[Start of section]
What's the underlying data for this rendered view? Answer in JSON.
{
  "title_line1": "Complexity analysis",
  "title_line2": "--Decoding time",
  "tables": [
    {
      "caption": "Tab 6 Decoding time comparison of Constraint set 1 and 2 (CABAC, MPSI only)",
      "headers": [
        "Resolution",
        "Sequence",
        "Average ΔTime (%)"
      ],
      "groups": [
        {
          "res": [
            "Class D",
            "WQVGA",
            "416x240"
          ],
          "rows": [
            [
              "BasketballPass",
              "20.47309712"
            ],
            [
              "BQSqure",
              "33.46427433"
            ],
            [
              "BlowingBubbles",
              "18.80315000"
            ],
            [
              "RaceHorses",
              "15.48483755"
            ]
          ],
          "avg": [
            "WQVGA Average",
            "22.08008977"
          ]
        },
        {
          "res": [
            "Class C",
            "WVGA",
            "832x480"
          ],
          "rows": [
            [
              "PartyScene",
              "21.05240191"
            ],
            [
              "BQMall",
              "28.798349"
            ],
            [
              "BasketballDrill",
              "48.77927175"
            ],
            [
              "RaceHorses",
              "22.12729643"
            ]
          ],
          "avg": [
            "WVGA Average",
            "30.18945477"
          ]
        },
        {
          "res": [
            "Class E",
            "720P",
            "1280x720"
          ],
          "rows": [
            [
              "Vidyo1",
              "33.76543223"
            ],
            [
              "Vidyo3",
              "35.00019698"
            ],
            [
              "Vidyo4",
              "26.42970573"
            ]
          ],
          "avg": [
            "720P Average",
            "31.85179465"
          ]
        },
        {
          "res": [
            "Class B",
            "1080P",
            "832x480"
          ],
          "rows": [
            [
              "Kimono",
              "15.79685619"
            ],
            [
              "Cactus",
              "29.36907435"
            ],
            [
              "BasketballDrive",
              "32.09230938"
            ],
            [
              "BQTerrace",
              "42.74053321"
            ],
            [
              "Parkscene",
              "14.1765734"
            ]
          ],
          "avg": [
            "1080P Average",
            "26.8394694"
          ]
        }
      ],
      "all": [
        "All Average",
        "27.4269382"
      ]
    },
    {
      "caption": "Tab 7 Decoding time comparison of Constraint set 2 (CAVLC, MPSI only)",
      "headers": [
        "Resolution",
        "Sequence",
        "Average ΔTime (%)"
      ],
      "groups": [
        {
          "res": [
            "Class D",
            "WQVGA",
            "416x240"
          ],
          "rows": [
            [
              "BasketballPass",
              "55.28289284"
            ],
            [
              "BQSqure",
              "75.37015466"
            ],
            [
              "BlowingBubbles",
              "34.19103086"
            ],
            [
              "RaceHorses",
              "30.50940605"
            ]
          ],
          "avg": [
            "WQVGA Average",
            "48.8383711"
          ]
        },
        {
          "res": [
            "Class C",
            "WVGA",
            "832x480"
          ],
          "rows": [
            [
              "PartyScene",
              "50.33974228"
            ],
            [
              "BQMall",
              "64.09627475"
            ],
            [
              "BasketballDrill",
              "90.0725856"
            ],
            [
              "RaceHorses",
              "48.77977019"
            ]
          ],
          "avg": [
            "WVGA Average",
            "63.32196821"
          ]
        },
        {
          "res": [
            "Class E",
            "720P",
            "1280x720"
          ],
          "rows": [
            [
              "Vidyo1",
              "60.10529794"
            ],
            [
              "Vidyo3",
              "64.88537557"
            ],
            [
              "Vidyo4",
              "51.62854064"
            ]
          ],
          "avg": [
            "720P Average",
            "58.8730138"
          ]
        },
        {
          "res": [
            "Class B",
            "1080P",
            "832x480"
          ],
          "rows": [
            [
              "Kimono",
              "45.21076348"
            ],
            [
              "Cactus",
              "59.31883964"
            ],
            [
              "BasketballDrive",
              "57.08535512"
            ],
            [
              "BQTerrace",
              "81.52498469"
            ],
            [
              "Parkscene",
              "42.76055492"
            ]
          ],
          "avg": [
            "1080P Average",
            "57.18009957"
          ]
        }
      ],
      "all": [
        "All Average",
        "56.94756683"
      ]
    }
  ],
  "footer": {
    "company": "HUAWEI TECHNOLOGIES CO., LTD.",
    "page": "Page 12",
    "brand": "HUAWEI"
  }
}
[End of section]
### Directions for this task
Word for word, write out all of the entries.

### Response below
What's the underlying data for this rendered view? Answer in JSON.
{
  "title_line1": "Complexity analysis",
  "title_line2": "--Decoding time",
  "tables": [
    {
      "caption": "Tab 6 Decoding time comparison of Constraint set 1 and 2 (CABAC, MPSI only)",
      "headers": [
        "Resolution",
        "Sequence",
        "Average ΔTime (%)"
      ],
      "groups": [
        {
          "res": [
            "Class D",
            "WQVGA",
            "416x240"
          ],
          "rows": [
            [
              "BasketballPass",
              "20.47309712"
            ],
            [
              "BQSqure",
              "33.46427433"
            ],
            [
              "BlowingBubbles",
              "18.80315000"
            ],
            [
              "RaceHorses",
              "15.48483755"
            ]
          ],
          "avg": [
            "WQVGA Average",
            "22.08008977"
          ]
        },
        {
          "res": [
            "Class C",
            "WVGA",
            "832x480"
          ],
          "rows": [
            [
              "PartyScene",
              "21.05240191"
            ],
            [
              "BQMall",
              "28.798349"
            ],
            [
              "BasketballDrill",
              "48.77927175"
            ],
            [
              "RaceHorses",
              "22.12729643"
            ]
          ],
          "avg": [
            "WVGA Average",
            "30.18945477"
          ]
        },
        {
          "res": [
            "Class E",
            "720P",
            "1280x720"
          ],
          "rows": [
            [
              "Vidyo1",
              "33.76543223"
            ],
            [
              "Vidyo3",
              "35.00019698"
            ],
            [
              "Vidyo4",
              "26.42970573"
            ]
          ],
          "avg": [
            "720P Average",
            "31.85179465"
          ]
        },
        {
          "res": [
            "Class B",
            "1080P",
            "832x480"
          ],
          "rows": [
            [
              "Kimono",
              "15.79685619"
            ],
            [
              "Cactus",
              "29.36907435"
            ],
            [
              "BasketballDrive",
              "32.09230938"
            ],
            [
              "BQTerrace",
              "42.74053321"
            ],
            [
              "Parkscene",
              "14.1765734"
            ]
          ],
          "avg": [
            "1080P Average",
            "26.8394694"
          ]
        }
      ],
      "all": [
        "All Average",
        "27.4269382"
      ]
    },
    {
      "caption": "Tab 7 Decoding time comparison of Constraint set 2 (CAVLC, MPSI only)",
      "headers": [
        "Resolution",
        "Sequence",
        "Average ΔTime (%)"
      ],
      "groups": [
        {
          "res": [
            "Class D",
            "WQVGA",
            "416x240"
          ],
          "rows": [
            [
              "BasketballPass",
              "55.28289284"
            ],
            [
              "BQSqure",
              "75.37015466"
            ],
            [
              "BlowingBubbles",
              "34.19103086"
            ],
            [
              "RaceHorses",
              "30.50940605"
            ]
          ],
          "avg": [
            "WQVGA Average",
            "48.8383711"
          ]
        },
        {
          "res": [
            "Class C",
            "WVGA",
            "832x480"
          ],
          "rows": [
            [
              "PartyScene",
              "50.33974228"
            ],
            [
              "BQMall",
              "64.09627475"
            ],
            [
              "BasketballDrill",
              "90.0725856"
            ],
            [
              "RaceHorses",
              "48.77977019"
            ]
          ],
          "avg": [
            "WVGA Average",
            "63.32196821"
          ]
        },
        {
          "res": [
            "Class E",
            "720P",
            "1280x720"
          ],
          "rows": [
            [
              "Vidyo1",
              "60.10529794"
            ],
            [
              "Vidyo3",
              "64.88537557"
            ],
            [
              "Vidyo4",
              "51.62854064"
            ]
          ],
          "avg": [
            "720P Average",
            "58.8730138"
          ]
        },
        {
          "res": [
            "Class B",
            "1080P",
            "832x480"
          ],
          "rows": [
            [
              "Kimono",
              "45.21076348"
            ],
            [
              "Cactus",
              "59.31883964"
            ],
            [
              "BasketballDrive",
              "57.08535512"
            ],
            [
              "BQTerrace",
              "81.52498469"
            ],
            [
              "Parkscene",
              "42.76055492"
            ]
          ],
          "avg": [
            "1080P Average",
            "57.18009957"
          ]
        }
      ],
      "all": [
        "All Average",
        "56.94756683"
      ]
    }
  ],
  "footer": {
    "company": "HUAWEI TECHNOLOGIES CO., LTD.",
    "page": "Page 12",
    "brand": "HUAWEI"
  }
}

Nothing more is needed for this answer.